_Exercise details_:
The entries are to be output word for word, with the pictures omitted.

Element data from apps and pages
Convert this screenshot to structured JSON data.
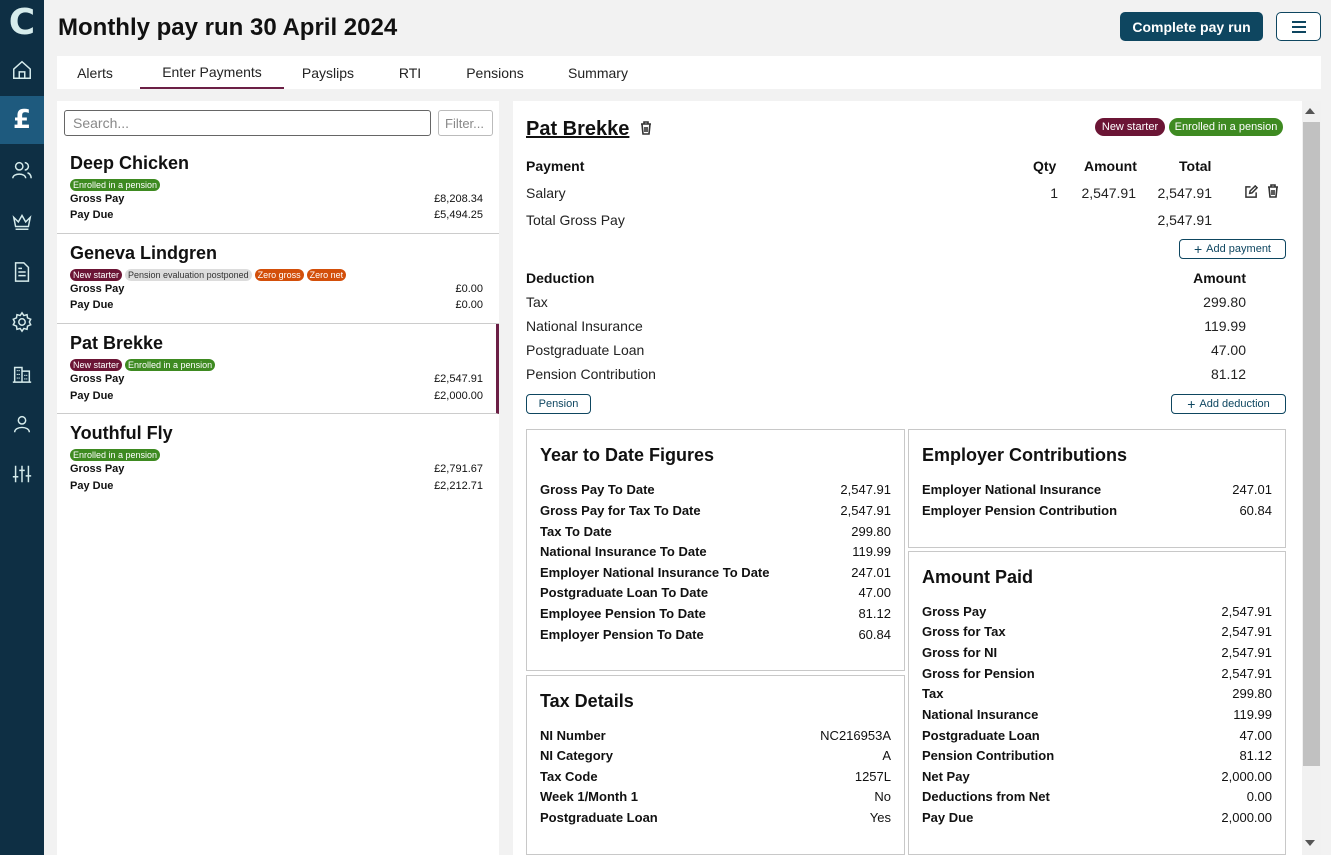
{
  "app": {
    "logo_letter": "C",
    "page_title": "Monthly pay run 30 April 2024",
    "complete_button": "Complete pay run"
  },
  "colors": {
    "sidebar": "#0e2f44",
    "primary": "#0e4660",
    "accent": "#6b1f45",
    "badge_green": "#3e8a21",
    "badge_maroon": "#6b1535",
    "badge_orange": "#d34f0a"
  },
  "sidebar": {
    "items": [
      {
        "icon": "home-icon"
      },
      {
        "icon": "pound-icon",
        "glyph": "£",
        "active": true
      },
      {
        "icon": "users-icon"
      },
      {
        "icon": "crown-icon"
      },
      {
        "icon": "document-icon"
      },
      {
        "icon": "gear-icon"
      },
      {
        "icon": "building-icon"
      },
      {
        "icon": "person-icon"
      },
      {
        "icon": "sliders-icon"
      }
    ]
  },
  "tabs": [
    {
      "label": "Alerts"
    },
    {
      "label": "Enter Payments",
      "active": true
    },
    {
      "label": "Payslips"
    },
    {
      "label": "RTI"
    },
    {
      "label": "Pensions"
    },
    {
      "label": "Summary"
    }
  ],
  "employee_list": {
    "search_placeholder": "Search...",
    "filter_placeholder": "Filter...",
    "gross_label": "Gross Pay",
    "due_label": "Pay Due",
    "employees": [
      {
        "name": "Deep Chicken",
        "badges": [
          {
            "text": "Enrolled in a pension",
            "kind": "green"
          }
        ],
        "gross": "£8,208.34",
        "due": "£5,494.25"
      },
      {
        "name": "Geneva Lindgren",
        "badges": [
          {
            "text": "New starter",
            "kind": "maroon"
          },
          {
            "text": "Pension evaluation postponed",
            "kind": "grey"
          },
          {
            "text": "Zero gross",
            "kind": "orange"
          },
          {
            "text": "Zero net",
            "kind": "orange"
          }
        ],
        "gross": "£0.00",
        "due": "£0.00"
      },
      {
        "name": "Pat Brekke",
        "badges": [
          {
            "text": "New starter",
            "kind": "maroon"
          },
          {
            "text": "Enrolled in a pension",
            "kind": "green"
          }
        ],
        "gross": "£2,547.91",
        "due": "£2,000.00",
        "selected": true
      },
      {
        "name": "Youthful Fly",
        "badges": [
          {
            "text": "Enrolled in a pension",
            "kind": "green"
          }
        ],
        "gross": "£2,791.67",
        "due": "£2,212.71"
      }
    ]
  },
  "detail": {
    "name": "Pat Brekke",
    "badges": [
      {
        "text": "New starter",
        "kind": "maroon"
      },
      {
        "text": "Enrolled in a pension",
        "kind": "green"
      }
    ],
    "payments": {
      "header": {
        "payment": "Payment",
        "qty": "Qty",
        "amount": "Amount",
        "total": "Total"
      },
      "rows": [
        {
          "name": "Salary",
          "qty": "1",
          "amount": "2,547.91",
          "total": "2,547.91"
        }
      ],
      "total_label": "Total Gross Pay",
      "total_value": "2,547.91",
      "add_button": "Add payment"
    },
    "deductions": {
      "header": {
        "deduction": "Deduction",
        "amount": "Amount"
      },
      "rows": [
        {
          "name": "Tax",
          "amount": "299.80"
        },
        {
          "name": "National Insurance",
          "amount": "119.99"
        },
        {
          "name": "Postgraduate Loan",
          "amount": "47.00"
        },
        {
          "name": "Pension Contribution",
          "amount": "81.12"
        }
      ],
      "pension_button": "Pension",
      "add_button": "Add deduction"
    },
    "ytd": {
      "title": "Year to Date Figures",
      "rows": [
        {
          "k": "Gross Pay To Date",
          "v": "2,547.91"
        },
        {
          "k": "Gross Pay for Tax To Date",
          "v": "2,547.91"
        },
        {
          "k": "Tax To Date",
          "v": "299.80"
        },
        {
          "k": "National Insurance To Date",
          "v": "119.99"
        },
        {
          "k": "Employer National Insurance To Date",
          "v": "247.01"
        },
        {
          "k": "Postgraduate Loan To Date",
          "v": "47.00"
        },
        {
          "k": "Employee Pension To Date",
          "v": "81.12"
        },
        {
          "k": "Employer Pension To Date",
          "v": "60.84"
        }
      ]
    },
    "employer": {
      "title": "Employer Contributions",
      "rows": [
        {
          "k": "Employer National Insurance",
          "v": "247.01"
        },
        {
          "k": "Employer Pension Contribution",
          "v": "60.84"
        }
      ]
    },
    "tax_details": {
      "title": "Tax Details",
      "rows": [
        {
          "k": "NI Number",
          "v": "NC216953A"
        },
        {
          "k": "NI Category",
          "v": "A"
        },
        {
          "k": "Tax Code",
          "v": "1257L"
        },
        {
          "k": "Week 1/Month 1",
          "v": "No"
        },
        {
          "k": "Postgraduate Loan",
          "v": "Yes"
        }
      ]
    },
    "amount_paid": {
      "title": "Amount Paid",
      "rows": [
        {
          "k": "Gross Pay",
          "v": "2,547.91"
        },
        {
          "k": "Gross for Tax",
          "v": "2,547.91"
        },
        {
          "k": "Gross for NI",
          "v": "2,547.91"
        },
        {
          "k": "Gross for Pension",
          "v": "2,547.91"
        },
        {
          "k": "Tax",
          "v": "299.80"
        },
        {
          "k": "National Insurance",
          "v": "119.99"
        },
        {
          "k": "Postgraduate Loan",
          "v": "47.00"
        },
        {
          "k": "Pension Contribution",
          "v": "81.12"
        },
        {
          "k": "Net Pay",
          "v": "2,000.00"
        },
        {
          "k": "Deductions from Net",
          "v": "0.00"
        },
        {
          "k": "Pay Due",
          "v": "2,000.00"
        }
      ]
    }
  }
}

_Response_:
Convert this screenshot to structured JSON data.
{
  "app": {
    "logo_letter": "C",
    "page_title": "Monthly pay run 30 April 2024",
    "complete_button": "Complete pay run"
  },
  "colors": {
    "sidebar": "#0e2f44",
    "primary": "#0e4660",
    "accent": "#6b1f45",
    "badge_green": "#3e8a21",
    "badge_maroon": "#6b1535",
    "badge_orange": "#d34f0a"
  },
  "sidebar": {
    "items": [
      {
        "icon": "home-icon"
      },
      {
        "icon": "pound-icon",
        "glyph": "£",
        "active": true
      },
      {
        "icon": "users-icon"
      },
      {
        "icon": "crown-icon"
      },
      {
        "icon": "document-icon"
      },
      {
        "icon": "gear-icon"
      },
      {
        "icon": "building-icon"
      },
      {
        "icon": "person-icon"
      },
      {
        "icon": "sliders-icon"
      }
    ]
  },
  "tabs": [
    {
      "label": "Alerts"
    },
    {
      "label": "Enter Payments",
      "active": true
    },
    {
      "label": "Payslips"
    },
    {
      "label": "RTI"
    },
    {
      "label": "Pensions"
    },
    {
      "label": "Summary"
    }
  ],
  "employee_list": {
    "search_placeholder": "Search...",
    "filter_placeholder": "Filter...",
    "gross_label": "Gross Pay",
    "due_label": "Pay Due",
    "employees": [
      {
        "name": "Deep Chicken",
        "badges": [
          {
            "text": "Enrolled in a pension",
            "kind": "green"
          }
        ],
        "gross": "£8,208.34",
        "due": "£5,494.25"
      },
      {
        "name": "Geneva Lindgren",
        "badges": [
          {
            "text": "New starter",
            "kind": "maroon"
          },
          {
            "text": "Pension evaluation postponed",
            "kind": "grey"
          },
          {
            "text": "Zero gross",
            "kind": "orange"
          },
          {
            "text": "Zero net",
            "kind": "orange"
          }
        ],
        "gross": "£0.00",
        "due": "£0.00"
      },
      {
        "name": "Pat Brekke",
        "badges": [
          {
            "text": "New starter",
            "kind": "maroon"
          },
          {
            "text": "Enrolled in a pension",
            "kind": "green"
          }
        ],
        "gross": "£2,547.91",
        "due": "£2,000.00",
        "selected": true
      },
      {
        "name": "Youthful Fly",
        "badges": [
          {
            "text": "Enrolled in a pension",
            "kind": "green"
          }
        ],
        "gross": "£2,791.67",
        "due": "£2,212.71"
      }
    ]
  },
  "detail": {
    "name": "Pat Brekke",
    "badges": [
      {
        "text": "New starter",
        "kind": "maroon"
      },
      {
        "text": "Enrolled in a pension",
        "kind": "green"
      }
    ],
    "payments": {
      "header": {
        "payment": "Payment",
        "qty": "Qty",
        "amount": "Amount",
        "total": "Total"
      },
      "rows": [
        {
          "name": "Salary",
          "qty": "1",
          "amount": "2,547.91",
          "total": "2,547.91"
        }
      ],
      "total_label": "Total Gross Pay",
      "total_value": "2,547.91",
      "add_button": "Add payment"
    },
    "deductions": {
      "header": {
        "deduction": "Deduction",
        "amount": "Amount"
      },
      "rows": [
        {
          "name": "Tax",
          "amount": "299.80"
        },
        {
          "name": "National Insurance",
          "amount": "119.99"
        },
        {
          "name": "Postgraduate Loan",
          "amount": "47.00"
        },
        {
          "name": "Pension Contribution",
          "amount": "81.12"
        }
      ],
      "pension_button": "Pension",
      "add_button": "Add deduction"
    },
    "ytd": {
      "title": "Year to Date Figures",
      "rows": [
        {
          "k": "Gross Pay To Date",
          "v": "2,547.91"
        },
        {
          "k": "Gross Pay for Tax To Date",
          "v": "2,547.91"
        },
        {
          "k": "Tax To Date",
          "v": "299.80"
        },
        {
          "k": "National Insurance To Date",
          "v": "119.99"
        },
        {
          "k": "Employer National Insurance To Date",
          "v": "247.01"
        },
        {
          "k": "Postgraduate Loan To Date",
          "v": "47.00"
        },
        {
          "k": "Employee Pension To Date",
          "v": "81.12"
        },
        {
          "k": "Employer Pension To Date",
          "v": "60.84"
        }
      ]
    },
    "employer": {
      "title": "Employer Contributions",
      "rows": [
        {
          "k": "Employer National Insurance",
          "v": "247.01"
        },
        {
          "k": "Employer Pension Contribution",
          "v": "60.84"
        }
      ]
    },
    "tax_details": {
      "title": "Tax Details",
      "rows": [
        {
          "k": "NI Number",
          "v": "NC216953A"
        },
        {
          "k": "NI Category",
          "v": "A"
        },
        {
          "k": "Tax Code",
          "v": "1257L"
        },
        {
          "k": "Week 1/Month 1",
          "v": "No"
        },
        {
          "k": "Postgraduate Loan",
          "v": "Yes"
        }
      ]
    },
    "amount_paid": {
      "title": "Amount Paid",
      "rows": [
        {
          "k": "Gross Pay",
          "v": "2,547.91"
        },
        {
          "k": "Gross for Tax",
          "v": "2,547.91"
        },
        {
          "k": "Gross for NI",
          "v": "2,547.91"
        },
        {
          "k": "Gross for Pension",
          "v": "2,547.91"
        },
        {
          "k": "Tax",
          "v": "299.80"
        },
        {
          "k": "National Insurance",
          "v": "119.99"
        },
        {
          "k": "Postgraduate Loan",
          "v": "47.00"
        },
        {
          "k": "Pension Contribution",
          "v": "81.12"
        },
        {
          "k": "Net Pay",
          "v": "2,000.00"
        },
        {
          "k": "Deductions from Net",
          "v": "0.00"
        },
        {
          "k": "Pay Due",
          "v": "2,000.00"
        }
      ]
    }
  }
}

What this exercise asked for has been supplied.